Yan Woo Soya Bean Foods is particularly special to my father. In fact, I’d go as far to say that it’s significant to most of the over-fifty crowd. Located in the Market Village centre, the eight small white tables and matching chairs don’t seem like much. But when you look closer, it’s immediately apparent that the café is a replica from the good old days. A time when people still wore oversized glasses, permed their hair and met up in their slippers. Even its prices are stuck in the past with the most expensive item priced at $3.25. The staff often gossip as they bus the tables, speaking a version of Cantonese that’s usually found in old television series; sassy, curt, and honest. If you can understand it, you’ll find yourself trying not to laugh out loud at their quips. The menu has sixteen variations of tofu fa (a silken soybean dessert), eight kinds of soy milk, two types of fried noodles, and a variety of small hot snacks. Whether you go for a sweet or salty treat, I bet you won’t be able to stop yourself from ordering seconds.

No matter which cha chaan teng you go to, the owners will always say the same thing, “I don’t know why the recipes are made this way, it’s just how it’s done in Hong Kong.” It’s almost like they’re saying, “You just had to be there to get it.” Take for instance Singapore-style noodles, a Hong Kong invention you’ll have a hard time finding in Singapore. Or Spam egg noodles, which consists of sliced luncheon meat, a fried egg, instant noodles, a long steel spoon, and wooden chopsticks. Or red bean ice. Or baked tomato pork chop rice. Or Swiss wings (no, they don’t come from Switzerland). Or thick toast with condensed milk. All of them could have only been invented by chefs who, seeing the diversity of their customers, created dishes that reflected their tastes while staying true to Cantonese cuisine. In Canada, that diversity isn’t as readily available. It’s just not as easy for chefs to be inspired by the restaurant next door, combine its recipes with their own and confidently believe that customers will try it. Over here, it’s not as common for different communities to frequent the same food markets and share cooking tips and traditions. The philosophy of Hong Kong tea cafés relies on an ever-changing, fast-paced landscape, qualities the Greater Toronto Area lacks. As unfortunate as that sounds, it’s a good thing. It allowed for the preservation of culture. It allowed for people to feel at home, to pass on a piece of history without having it evolve and disappear. It allowed my family the opportunity to share stories, like how my mother used to wait for her mother to come home with a paper bag full of egg tarts every Monday. How she would hear the click of her mother’s heels and run to the door, anticipating the smell of crispy cookie crust and sweet egg custard. How her mother would go to the same tiny shop every week and line up for at least a couple blocks; something to inspire the kids to study harder, she’d say.

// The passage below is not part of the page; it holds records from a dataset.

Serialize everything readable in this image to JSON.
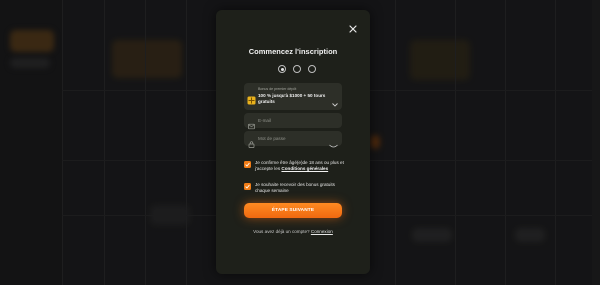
{
  "modal": {
    "title": "Commencez l'inscription",
    "steps": 3,
    "active_step": 1
  },
  "bonus": {
    "label": "Bonus de premier dépôt",
    "value": "100 % jusqu'à $1000 + 50 tours gratuits",
    "icon": "gift-icon"
  },
  "email": {
    "placeholder": "E-mail",
    "icon": "mail-icon"
  },
  "password": {
    "placeholder": "Mot de passe",
    "icon": "lock-icon",
    "toggle_icon": "eye-icon"
  },
  "terms": {
    "checked": true,
    "text": "Je confirme être âgé(e)de 18 ans ou plus et j'accepte les",
    "link": "Conditions générales"
  },
  "newsletter": {
    "checked": true,
    "text": "Je souhaite recevoir des bonus gratuits chaque semaine"
  },
  "cta": {
    "label": "ÉTAPE SUIVANTE"
  },
  "login": {
    "prompt": "Vous avez déjà un compte?",
    "link": "Connexion"
  },
  "colors": {
    "accent": "#f07c16",
    "modal_bg": "#1e201a",
    "field_bg": "#2d2f28"
  }
}
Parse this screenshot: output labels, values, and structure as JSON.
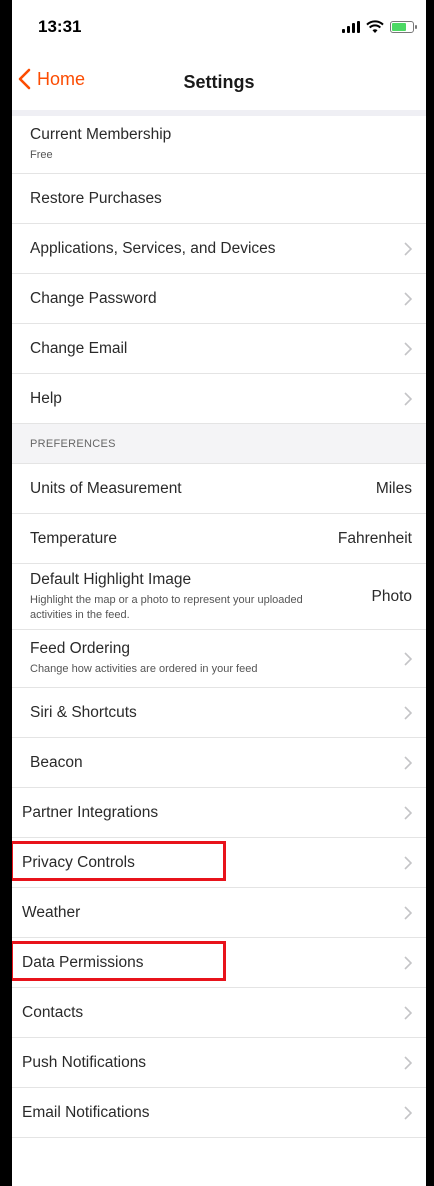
{
  "status_bar": {
    "time": "13:31"
  },
  "nav": {
    "back_label": "Home",
    "title": "Settings"
  },
  "account_rows": [
    {
      "label": "Current Membership",
      "sub": "Free"
    },
    {
      "label": "Restore Purchases"
    },
    {
      "label": "Applications, Services, and Devices"
    },
    {
      "label": "Change Password"
    },
    {
      "label": "Change Email"
    },
    {
      "label": "Help"
    }
  ],
  "preferences": {
    "header": "PREFERENCES",
    "units": {
      "label": "Units of Measurement",
      "value": "Miles"
    },
    "temperature": {
      "label": "Temperature",
      "value": "Fahrenheit"
    },
    "highlight_image": {
      "label": "Default Highlight Image",
      "sub": "Highlight the map or a photo to represent your uploaded activities in the feed.",
      "value": "Photo"
    },
    "feed_ordering": {
      "label": "Feed Ordering",
      "sub": "Change how activities are ordered in your feed"
    },
    "siri": {
      "label": "Siri & Shortcuts"
    },
    "beacon": {
      "label": "Beacon"
    }
  },
  "other_rows": [
    {
      "label": "Partner Integrations"
    },
    {
      "label": "Privacy Controls"
    },
    {
      "label": "Weather"
    },
    {
      "label": "Data Permissions"
    },
    {
      "label": "Contacts"
    },
    {
      "label": "Push Notifications"
    },
    {
      "label": "Email Notifications"
    }
  ],
  "colors": {
    "accent": "#fc4c02",
    "highlight": "#e8131b"
  },
  "icons": {
    "back": "chevron-left-icon",
    "disclosure": "chevron-right-icon"
  }
}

America has its cuppa joe diners. Britain, the rowdy local pub. Wherever you go, there’s always a place that represents the everyman or everywoman. They’re a particular kind of space, a setting for escape – friendly tables that are open to anyone who wants to sit down. Their appeal lies in the midway point between the street and home. For some, these places are essential to their way of life, symbolising a sense of community and culture. That place in Hong Kong, preserved here in Canada, is the cha chaan teng.